Most analysts agree with Eli Lilly and Co.’s prediction that, after tough years from 2012 to 2014, the drugmaker will start growing sales and profits again. But in a new report, BMO Capital Markets predicts Lilly will get stuck at a reduced level of revenue and profit in 2014 and stay there for years.
“We doubt Lilly’s late-stage pipeline could drive meaningful growth after 2014 as the company and Street expect,” BMO analyst Alex Arfaei wrote in a 70-page report May 17.
Arfaei acknowledged that Lilly’s picture could be “transformed” if its experimental Alzheimer’s drug solanezumab proves successful. Arfaei gives it a 40-percent chance of success.
Arfaei expects Lilly to successfully launch several drugs over the next three to five years. He just doesn’t think any of them—other than the highly anticipated Alzheimer’s medicine—has shown potential to offset two major headwinds facing Lilly: the string of patent expirations on its existing blockbuster drugs, and the increasing pressure on drug prices from governments and health plans around the world.
The U.S. patent expirations of the cancer drug Gemzar in 2010, the antipsychotic Zyprexa in 2011, the antidepressant Cymbalta in 2013, and the osteoporosis drug Evista in 2014 will sap Lilly of roughly $9 billion in annual sales by 2015. If Lilly’s insulin Humalog faces competition from generics in Europe, the revenue losses could be even greater.
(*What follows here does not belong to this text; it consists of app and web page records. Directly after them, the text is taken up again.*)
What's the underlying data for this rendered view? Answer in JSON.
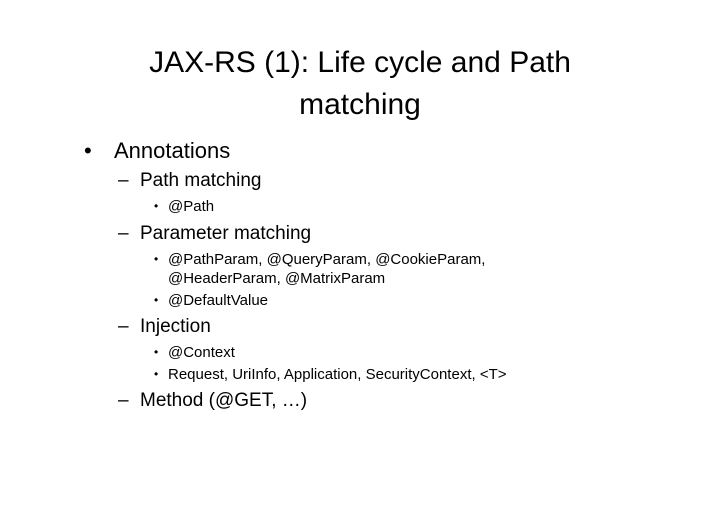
{
  "slide": {
    "title": "JAX-RS (1): Life cycle and Path matching",
    "bullet": "•",
    "dash": "–",
    "items": {
      "annotations": "Annotations",
      "path_matching": "Path matching",
      "path": "@Path",
      "parameter_matching": "Parameter matching",
      "param_annotations": "@PathParam, @QueryParam, @CookieParam, @HeaderParam, @MatrixParam",
      "default_value": "@DefaultValue",
      "injection": "Injection",
      "context": "@Context",
      "injectables": "Request, UriInfo, Application, SecurityContext, <T>",
      "method": "Method (@GET, …)"
    }
  }
}
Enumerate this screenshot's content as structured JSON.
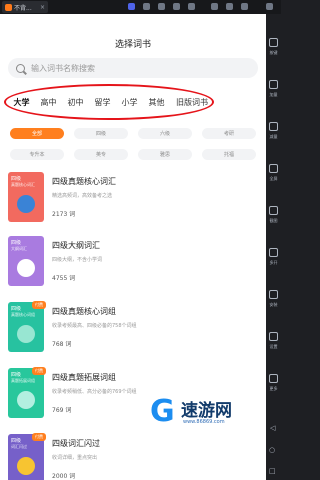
{
  "window": {
    "tab_label": "不背..."
  },
  "app": {
    "title": "选择词书",
    "search_placeholder": "输入词书名称搜索"
  },
  "categories": [
    "大学",
    "高中",
    "初中",
    "留学",
    "小学",
    "其他",
    "旧版词书"
  ],
  "filters": [
    "全部",
    "四级",
    "六级",
    "考研",
    "专升本",
    "英专",
    "雅思",
    "托福"
  ],
  "books": [
    {
      "title": "四级真题核心词汇",
      "desc": "精选高频词，高效备考之选",
      "count": "2173 词",
      "cover_title": "四级",
      "cover_sub": "真题核心词汇",
      "paid": "",
      "color": "#f26a5f",
      "mark": "#3a83d6"
    },
    {
      "title": "四级大纲词汇",
      "desc": "四级大纲，不含小学词",
      "count": "4755 词",
      "cover_title": "四级",
      "cover_sub": "大纲词汇",
      "paid": "",
      "color": "#a97be0",
      "mark": "#ffffff"
    },
    {
      "title": "四级真题核心词组",
      "desc": "收录考频最高、四级必备的758个词组",
      "count": "768 词",
      "cover_title": "四级",
      "cover_sub": "真题核心词组",
      "paid": "付费",
      "color": "#27c2a0",
      "mark": "#98e6d2"
    },
    {
      "title": "四级真题拓展词组",
      "desc": "收录考频稍低、高分必备的769个词组",
      "count": "769 词",
      "cover_title": "四级",
      "cover_sub": "真题拓展词组",
      "paid": "付费",
      "color": "#28c79c",
      "mark": "#b3efe0"
    },
    {
      "title": "四级词汇闪过",
      "desc": "收词详细，重点突出",
      "count": "2000 词",
      "cover_title": "四级",
      "cover_sub": "词汇闪过",
      "paid": "付费",
      "color": "#7660c9",
      "mark": "#f7c431"
    }
  ],
  "sidebar": [
    "按键",
    "加量",
    "减量",
    "全屏",
    "截图",
    "多开",
    "安装",
    "设置",
    "更多"
  ],
  "watermark": {
    "logo": "G",
    "text": "速游网",
    "url": "www.86869.com"
  }
}
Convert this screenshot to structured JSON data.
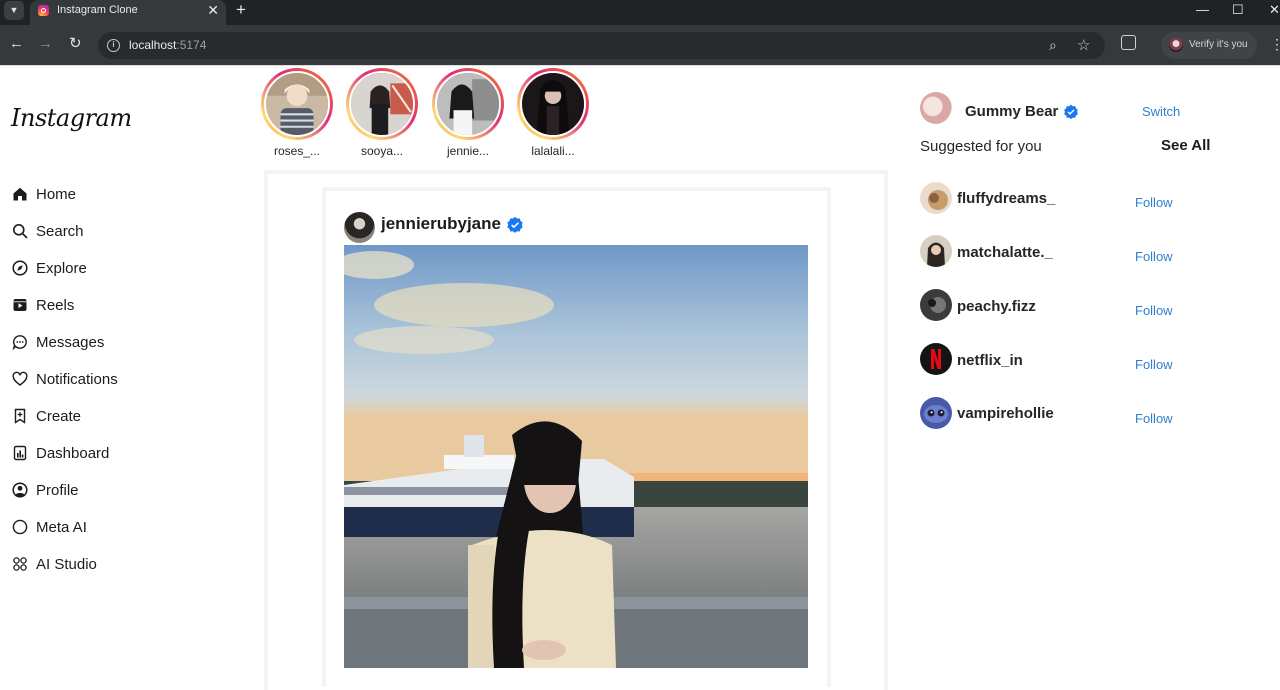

Lilly predicts growth of other products, especially in overseas markets, will buoy its revenue to no less than $20 billion per year (down from a peak of $24.2 billion last year). It has said profit from operations will never drop below $3 billion a year.
Arfaei generally agrees with that forecast. But the problem, he said, is that Lilly will see another few billion in sales evaporate in the three years after 2014. Cymbalta loses European patents in August 2014, and in 2016 and 2017 the lung cancer drug Alimta and the impotence medicine Cialis will see their patents expire in the United States, Europe and Japan.
“We estimate that, from 2015 to 2017, Lilly’s base business will lose roughly $3 [billion] to $4 billion in annual revenues as Cymbalta, Alimta and Cialis lose exclusivity in major markets,” Arfaei wrote. “To drive growth from 2014 as the new base, the pipeline and remaining core products would need to offset these losses as they occur—an unlikely scenario based on our in-depth assessment of current phase 3 drugs and headwinds facing the core business.”
Arfaei predicts that Lilly’s revenue will drop to $19.9 billion in 2014 and remain flat the following year. Even more significantly, he thinks price increases on mature products will become increasingly rare, and that will hold Lilly’s profits at a low of $3.6 billion.
A 2010 analysis by the consulting firm Deloitte predicted that pressure from generic drugs and squeezed health insurers would reduce revenue in pharmaceuticals 11 percent over what the industry would have earned without any changes over the next five years.
“Looking forward, we expect ongoing pricing pressure from European austerity measures and the Japan biennial price reductions,” Arfaei wrote. “U.S. price increases will likely be more difficult on mature drugs, particularly those facing generic competition.”
Arfaei’s analysis is similar to most other analysts’, just a bit more bearish. The average of Wall Street analysts’ predictions are that Lilly’s revenue will actually grow 4 percent in 2015 to $21 billion and its profits will grow 12 percent that year to $4.2 billion.
But then there’s solanezumab. Since no effective treatment exists for Alzheimer’s, even a moderately successful solanezumab could reap $8 billion in annual sales, Arfaei predicted. Data from Lilly’s trials of solanezumab are expected to come out later this year.
“We estimate that LLY shares could rise at least 50 percent to 75 percent, depending on the quality of the data, because the product could potentially double Lilly’s earnings within two to three years of launch (probably 2014),” Arfaei wrote. “Results are expected between July and October 2012 and we estimate a 40-percent probability of success.”•